__Task__: Each entry is to be restated word for word, with nothing omitted.

__Records provided__:
== Segment start ==

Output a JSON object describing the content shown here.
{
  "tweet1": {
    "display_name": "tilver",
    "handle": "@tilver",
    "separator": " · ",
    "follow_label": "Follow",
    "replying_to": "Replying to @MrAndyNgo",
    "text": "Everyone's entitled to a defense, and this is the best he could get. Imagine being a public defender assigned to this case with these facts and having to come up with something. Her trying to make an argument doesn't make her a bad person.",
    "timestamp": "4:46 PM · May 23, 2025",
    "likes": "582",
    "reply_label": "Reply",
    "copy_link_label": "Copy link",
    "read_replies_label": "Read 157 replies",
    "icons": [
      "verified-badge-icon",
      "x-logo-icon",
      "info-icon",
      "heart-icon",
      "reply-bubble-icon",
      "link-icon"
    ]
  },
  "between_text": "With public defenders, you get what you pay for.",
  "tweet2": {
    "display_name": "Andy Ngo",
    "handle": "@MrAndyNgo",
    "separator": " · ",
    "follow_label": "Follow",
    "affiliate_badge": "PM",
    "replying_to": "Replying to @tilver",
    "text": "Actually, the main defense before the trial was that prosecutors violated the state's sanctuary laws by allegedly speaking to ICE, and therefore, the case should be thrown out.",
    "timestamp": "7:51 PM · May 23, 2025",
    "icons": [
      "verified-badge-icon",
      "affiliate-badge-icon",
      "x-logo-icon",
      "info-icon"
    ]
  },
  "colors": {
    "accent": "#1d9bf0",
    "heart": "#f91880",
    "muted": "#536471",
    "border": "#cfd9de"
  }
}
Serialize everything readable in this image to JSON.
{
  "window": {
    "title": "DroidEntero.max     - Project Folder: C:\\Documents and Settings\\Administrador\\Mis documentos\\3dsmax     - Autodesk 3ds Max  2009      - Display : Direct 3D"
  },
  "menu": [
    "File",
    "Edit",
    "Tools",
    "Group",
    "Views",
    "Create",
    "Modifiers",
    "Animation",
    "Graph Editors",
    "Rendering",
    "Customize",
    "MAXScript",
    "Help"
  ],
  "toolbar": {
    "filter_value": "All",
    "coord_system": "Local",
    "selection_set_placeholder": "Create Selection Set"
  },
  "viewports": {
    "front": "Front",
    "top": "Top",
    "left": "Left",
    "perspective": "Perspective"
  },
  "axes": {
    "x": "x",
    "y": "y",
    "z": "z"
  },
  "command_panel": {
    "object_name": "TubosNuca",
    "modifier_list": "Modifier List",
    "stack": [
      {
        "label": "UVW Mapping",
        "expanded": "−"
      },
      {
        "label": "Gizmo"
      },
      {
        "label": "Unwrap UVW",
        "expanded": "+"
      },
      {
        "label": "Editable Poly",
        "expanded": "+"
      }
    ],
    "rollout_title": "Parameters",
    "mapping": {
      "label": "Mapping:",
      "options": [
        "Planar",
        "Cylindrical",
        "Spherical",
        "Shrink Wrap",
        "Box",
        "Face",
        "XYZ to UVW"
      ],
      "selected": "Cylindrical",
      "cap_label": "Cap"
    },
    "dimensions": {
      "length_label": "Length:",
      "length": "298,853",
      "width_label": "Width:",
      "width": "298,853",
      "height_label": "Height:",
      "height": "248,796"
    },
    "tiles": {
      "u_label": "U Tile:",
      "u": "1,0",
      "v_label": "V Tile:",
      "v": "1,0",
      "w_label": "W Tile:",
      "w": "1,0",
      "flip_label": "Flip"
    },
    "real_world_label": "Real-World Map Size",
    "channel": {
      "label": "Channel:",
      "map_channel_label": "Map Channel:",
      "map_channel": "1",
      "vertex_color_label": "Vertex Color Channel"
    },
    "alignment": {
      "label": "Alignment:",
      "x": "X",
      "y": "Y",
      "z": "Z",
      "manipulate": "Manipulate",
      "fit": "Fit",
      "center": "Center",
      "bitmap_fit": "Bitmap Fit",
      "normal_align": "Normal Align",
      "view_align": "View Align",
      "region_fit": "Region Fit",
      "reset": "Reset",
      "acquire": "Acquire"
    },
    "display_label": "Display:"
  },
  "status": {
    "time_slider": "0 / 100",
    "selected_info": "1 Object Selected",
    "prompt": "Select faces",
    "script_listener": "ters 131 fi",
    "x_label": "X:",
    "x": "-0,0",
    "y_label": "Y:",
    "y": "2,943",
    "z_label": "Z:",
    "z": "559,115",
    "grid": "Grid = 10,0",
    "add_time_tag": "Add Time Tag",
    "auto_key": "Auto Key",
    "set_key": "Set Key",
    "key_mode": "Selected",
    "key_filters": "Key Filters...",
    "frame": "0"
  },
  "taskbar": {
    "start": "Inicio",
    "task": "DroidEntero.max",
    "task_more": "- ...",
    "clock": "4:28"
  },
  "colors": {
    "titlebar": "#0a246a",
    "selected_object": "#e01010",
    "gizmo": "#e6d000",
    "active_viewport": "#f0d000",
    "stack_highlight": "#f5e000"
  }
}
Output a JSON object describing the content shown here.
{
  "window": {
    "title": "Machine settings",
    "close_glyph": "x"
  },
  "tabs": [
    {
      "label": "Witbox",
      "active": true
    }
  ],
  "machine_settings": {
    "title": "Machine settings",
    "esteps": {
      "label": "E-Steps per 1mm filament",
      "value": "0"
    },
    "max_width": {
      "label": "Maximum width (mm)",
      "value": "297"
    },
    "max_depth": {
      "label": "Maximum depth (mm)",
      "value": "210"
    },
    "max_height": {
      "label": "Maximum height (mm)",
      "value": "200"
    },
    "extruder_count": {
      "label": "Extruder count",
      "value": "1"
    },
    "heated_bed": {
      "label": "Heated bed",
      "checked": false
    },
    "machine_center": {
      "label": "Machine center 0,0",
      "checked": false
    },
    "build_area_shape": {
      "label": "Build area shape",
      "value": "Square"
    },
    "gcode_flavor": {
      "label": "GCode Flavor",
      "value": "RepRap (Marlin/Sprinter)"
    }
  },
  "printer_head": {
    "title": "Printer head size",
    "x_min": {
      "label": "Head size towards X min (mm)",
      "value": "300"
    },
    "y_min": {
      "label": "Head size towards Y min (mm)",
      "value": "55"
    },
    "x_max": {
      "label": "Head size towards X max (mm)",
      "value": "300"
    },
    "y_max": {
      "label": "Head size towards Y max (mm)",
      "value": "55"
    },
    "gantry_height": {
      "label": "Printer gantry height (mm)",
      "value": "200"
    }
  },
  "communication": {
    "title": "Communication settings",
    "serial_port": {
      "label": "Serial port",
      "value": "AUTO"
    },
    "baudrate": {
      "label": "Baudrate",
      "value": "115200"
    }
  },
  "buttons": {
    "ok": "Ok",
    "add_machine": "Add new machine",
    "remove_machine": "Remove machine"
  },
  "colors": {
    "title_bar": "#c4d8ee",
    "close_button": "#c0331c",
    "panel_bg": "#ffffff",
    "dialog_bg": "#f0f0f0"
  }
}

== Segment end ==

__Completed exercise__:
Output a JSON object describing the content shown here.
{
  "tweet1": {
    "display_name": "tilver",
    "handle": "@tilver",
    "separator": " · ",
    "follow_label": "Follow",
    "replying_to": "Replying to @MrAndyNgo",
    "text": "Everyone's entitled to a defense, and this is the best he could get. Imagine being a public defender assigned to this case with these facts and having to come up with something. Her trying to make an argument doesn't make her a bad person.",
    "timestamp": "4:46 PM · May 23, 2025",
    "likes": "582",
    "reply_label": "Reply",
    "copy_link_label": "Copy link",
    "read_replies_label": "Read 157 replies",
    "icons": [
      "verified-badge-icon",
      "x-logo-icon",
      "info-icon",
      "heart-icon",
      "reply-bubble-icon",
      "link-icon"
    ]
  },
  "between_text": "With public defenders, you get what you pay for.",
  "tweet2": {
    "display_name": "Andy Ngo",
    "handle": "@MrAndyNgo",
    "separator": " · ",
    "follow_label": "Follow",
    "affiliate_badge": "PM",
    "replying_to": "Replying to @tilver",
    "text": "Actually, the main defense before the trial was that prosecutors violated the state's sanctuary laws by allegedly speaking to ICE, and therefore, the case should be thrown out.",
    "timestamp": "7:51 PM · May 23, 2025",
    "icons": [
      "verified-badge-icon",
      "affiliate-badge-icon",
      "x-logo-icon",
      "info-icon"
    ]
  },
  "colors": {
    "accent": "#1d9bf0",
    "heart": "#f91880",
    "muted": "#536471",
    "border": "#cfd9de"
  }
}
Serialize everything readable in this image to JSON.
{
  "window": {
    "title": "DroidEntero.max     - Project Folder: C:\\Documents and Settings\\Administrador\\Mis documentos\\3dsmax     - Autodesk 3ds Max  2009      - Display : Direct 3D"
  },
  "menu": [
    "File",
    "Edit",
    "Tools",
    "Group",
    "Views",
    "Create",
    "Modifiers",
    "Animation",
    "Graph Editors",
    "Rendering",
    "Customize",
    "MAXScript",
    "Help"
  ],
  "toolbar": {
    "filter_value": "All",
    "coord_system": "Local",
    "selection_set_placeholder": "Create Selection Set"
  },
  "viewports": {
    "front": "Front",
    "top": "Top",
    "left": "Left",
    "perspective": "Perspective"
  },
  "axes": {
    "x": "x",
    "y": "y",
    "z": "z"
  },
  "command_panel": {
    "object_name": "TubosNuca",
    "modifier_list": "Modifier List",
    "stack": [
      {
        "label": "UVW Mapping",
        "expanded": "−"
      },
      {
        "label": "Gizmo"
      },
      {
        "label": "Unwrap UVW",
        "expanded": "+"
      },
      {
        "label": "Editable Poly",
        "expanded": "+"
      }
    ],
    "rollout_title": "Parameters",
    "mapping": {
      "label": "Mapping:",
      "options": [
        "Planar",
        "Cylindrical",
        "Spherical",
        "Shrink Wrap",
        "Box",
        "Face",
        "XYZ to UVW"
      ],
      "selected": "Cylindrical",
      "cap_label": "Cap"
    },
    "dimensions": {
      "length_label": "Length:",
      "length": "298,853",
      "width_label": "Width:",
      "width": "298,853",
      "height_label": "Height:",
      "height": "248,796"
    },
    "tiles": {
      "u_label": "U Tile:",
      "u": "1,0",
      "v_label": "V Tile:",
      "v": "1,0",
      "w_label": "W Tile:",
      "w": "1,0",
      "flip_label": "Flip"
    },
    "real_world_label": "Real-World Map Size",
    "channel": {
      "label": "Channel:",
      "map_channel_label": "Map Channel:",
      "map_channel": "1",
      "vertex_color_label": "Vertex Color Channel"
    },
    "alignment": {
      "label": "Alignment:",
      "x": "X",
      "y": "Y",
      "z": "Z",
      "manipulate": "Manipulate",
      "fit": "Fit",
      "center": "Center",
      "bitmap_fit": "Bitmap Fit",
      "normal_align": "Normal Align",
      "view_align": "View Align",
      "region_fit": "Region Fit",
      "reset": "Reset",
      "acquire": "Acquire"
    },
    "display_label": "Display:"
  },
  "status": {
    "time_slider": "0 / 100",
    "selected_info": "1 Object Selected",
    "prompt": "Select faces",
    "script_listener": "ters 131 fi",
    "x_label": "X:",
    "x": "-0,0",
    "y_label": "Y:",
    "y": "2,943",
    "z_label": "Z:",
    "z": "559,115",
    "grid": "Grid = 10,0",
    "add_time_tag": "Add Time Tag",
    "auto_key": "Auto Key",
    "set_key": "Set Key",
    "key_mode": "Selected",
    "key_filters": "Key Filters...",
    "frame": "0"
  },
  "taskbar": {
    "start": "Inicio",
    "task": "DroidEntero.max",
    "task_more": "- ...",
    "clock": "4:28"
  },
  "colors": {
    "titlebar": "#0a246a",
    "selected_object": "#e01010",
    "gizmo": "#e6d000",
    "active_viewport": "#f0d000",
    "stack_highlight": "#f5e000"
  }
}
Output a JSON object describing the content shown here.
{
  "window": {
    "title": "Machine settings",
    "close_glyph": "x"
  },
  "tabs": [
    {
      "label": "Witbox",
      "active": true
    }
  ],
  "machine_settings": {
    "title": "Machine settings",
    "esteps": {
      "label": "E-Steps per 1mm filament",
      "value": "0"
    },
    "max_width": {
      "label": "Maximum width (mm)",
      "value": "297"
    },
    "max_depth": {
      "label": "Maximum depth (mm)",
      "value": "210"
    },
    "max_height": {
      "label": "Maximum height (mm)",
      "value": "200"
    },
    "extruder_count": {
      "label": "Extruder count",
      "value": "1"
    },
    "heated_bed": {
      "label": "Heated bed",
      "checked": false
    },
    "machine_center": {
      "label": "Machine center 0,0",
      "checked": false
    },
    "build_area_shape": {
      "label": "Build area shape",
      "value": "Square"
    },
    "gcode_flavor": {
      "label": "GCode Flavor",
      "value": "RepRap (Marlin/Sprinter)"
    }
  },
  "printer_head": {
    "title": "Printer head size",
    "x_min": {
      "label": "Head size towards X min (mm)",
      "value": "300"
    },
    "y_min": {
      "label": "Head size towards Y min (mm)",
      "value": "55"
    },
    "x_max": {
      "label": "Head size towards X max (mm)",
      "value": "300"
    },
    "y_max": {
      "label": "Head size towards Y max (mm)",
      "value": "55"
    },
    "gantry_height": {
      "label": "Printer gantry height (mm)",
      "value": "200"
    }
  },
  "communication": {
    "title": "Communication settings",
    "serial_port": {
      "label": "Serial port",
      "value": "AUTO"
    },
    "baudrate": {
      "label": "Baudrate",
      "value": "115200"
    }
  },
  "buttons": {
    "ok": "Ok",
    "add_machine": "Add new machine",
    "remove_machine": "Remove machine"
  },
  "colors": {
    "title_bar": "#c4d8ee",
    "close_button": "#c0331c",
    "panel_bg": "#ffffff",
    "dialog_bg": "#f0f0f0"
  }
}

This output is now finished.